[Material provided]

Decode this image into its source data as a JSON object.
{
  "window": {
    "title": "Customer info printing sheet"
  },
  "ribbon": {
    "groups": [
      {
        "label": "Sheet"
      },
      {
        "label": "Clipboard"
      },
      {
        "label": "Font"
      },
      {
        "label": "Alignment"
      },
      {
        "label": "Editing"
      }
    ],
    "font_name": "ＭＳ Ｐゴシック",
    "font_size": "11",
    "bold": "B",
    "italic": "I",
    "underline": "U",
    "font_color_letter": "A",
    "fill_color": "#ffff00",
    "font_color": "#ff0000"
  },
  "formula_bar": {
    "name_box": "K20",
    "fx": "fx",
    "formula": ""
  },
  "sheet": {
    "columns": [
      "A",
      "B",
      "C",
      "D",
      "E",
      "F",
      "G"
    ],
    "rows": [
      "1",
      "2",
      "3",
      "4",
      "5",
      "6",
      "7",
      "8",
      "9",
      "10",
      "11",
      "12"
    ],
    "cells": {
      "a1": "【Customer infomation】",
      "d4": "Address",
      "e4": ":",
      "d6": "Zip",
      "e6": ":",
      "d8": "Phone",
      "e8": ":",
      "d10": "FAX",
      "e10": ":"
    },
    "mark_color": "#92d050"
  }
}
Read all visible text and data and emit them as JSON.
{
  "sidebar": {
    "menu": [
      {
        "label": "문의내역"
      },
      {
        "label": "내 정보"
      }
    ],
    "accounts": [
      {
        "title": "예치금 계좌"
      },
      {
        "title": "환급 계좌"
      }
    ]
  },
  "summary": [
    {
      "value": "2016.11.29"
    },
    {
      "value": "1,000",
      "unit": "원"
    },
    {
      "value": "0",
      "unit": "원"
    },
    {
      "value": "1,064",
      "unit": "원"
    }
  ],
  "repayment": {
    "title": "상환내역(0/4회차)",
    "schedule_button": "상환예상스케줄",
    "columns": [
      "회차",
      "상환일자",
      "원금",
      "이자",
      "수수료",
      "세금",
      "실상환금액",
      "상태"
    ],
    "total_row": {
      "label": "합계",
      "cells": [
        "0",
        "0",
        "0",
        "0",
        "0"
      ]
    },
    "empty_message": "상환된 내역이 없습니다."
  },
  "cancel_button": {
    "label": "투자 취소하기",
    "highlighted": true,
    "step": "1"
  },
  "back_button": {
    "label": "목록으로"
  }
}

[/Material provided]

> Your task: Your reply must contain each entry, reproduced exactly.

> Exercise answer:
Decode this image into its source data as a JSON object.
{
  "window": {
    "title": "Customer info printing sheet"
  },
  "ribbon": {
    "groups": [
      {
        "label": "Sheet"
      },
      {
        "label": "Clipboard"
      },
      {
        "label": "Font"
      },
      {
        "label": "Alignment"
      },
      {
        "label": "Editing"
      }
    ],
    "font_name": "ＭＳ Ｐゴシック",
    "font_size": "11",
    "bold": "B",
    "italic": "I",
    "underline": "U",
    "font_color_letter": "A",
    "fill_color": "#ffff00",
    "font_color": "#ff0000"
  },
  "formula_bar": {
    "name_box": "K20",
    "fx": "fx",
    "formula": ""
  },
  "sheet": {
    "columns": [
      "A",
      "B",
      "C",
      "D",
      "E",
      "F",
      "G"
    ],
    "rows": [
      "1",
      "2",
      "3",
      "4",
      "5",
      "6",
      "7",
      "8",
      "9",
      "10",
      "11",
      "12"
    ],
    "cells": {
      "a1": "【Customer infomation】",
      "d4": "Address",
      "e4": ":",
      "d6": "Zip",
      "e6": ":",
      "d8": "Phone",
      "e8": ":",
      "d10": "FAX",
      "e10": ":"
    },
    "mark_color": "#92d050"
  }
}
Read all visible text and data and emit them as JSON.
{
  "sidebar": {
    "menu": [
      {
        "label": "문의내역"
      },
      {
        "label": "내 정보"
      }
    ],
    "accounts": [
      {
        "title": "예치금 계좌"
      },
      {
        "title": "환급 계좌"
      }
    ]
  },
  "summary": [
    {
      "value": "2016.11.29"
    },
    {
      "value": "1,000",
      "unit": "원"
    },
    {
      "value": "0",
      "unit": "원"
    },
    {
      "value": "1,064",
      "unit": "원"
    }
  ],
  "repayment": {
    "title": "상환내역(0/4회차)",
    "schedule_button": "상환예상스케줄",
    "columns": [
      "회차",
      "상환일자",
      "원금",
      "이자",
      "수수료",
      "세금",
      "실상환금액",
      "상태"
    ],
    "total_row": {
      "label": "합계",
      "cells": [
        "0",
        "0",
        "0",
        "0",
        "0"
      ]
    },
    "empty_message": "상환된 내역이 없습니다."
  },
  "cancel_button": {
    "label": "투자 취소하기",
    "highlighted": true,
    "step": "1"
  },
  "back_button": {
    "label": "목록으로"
  }
}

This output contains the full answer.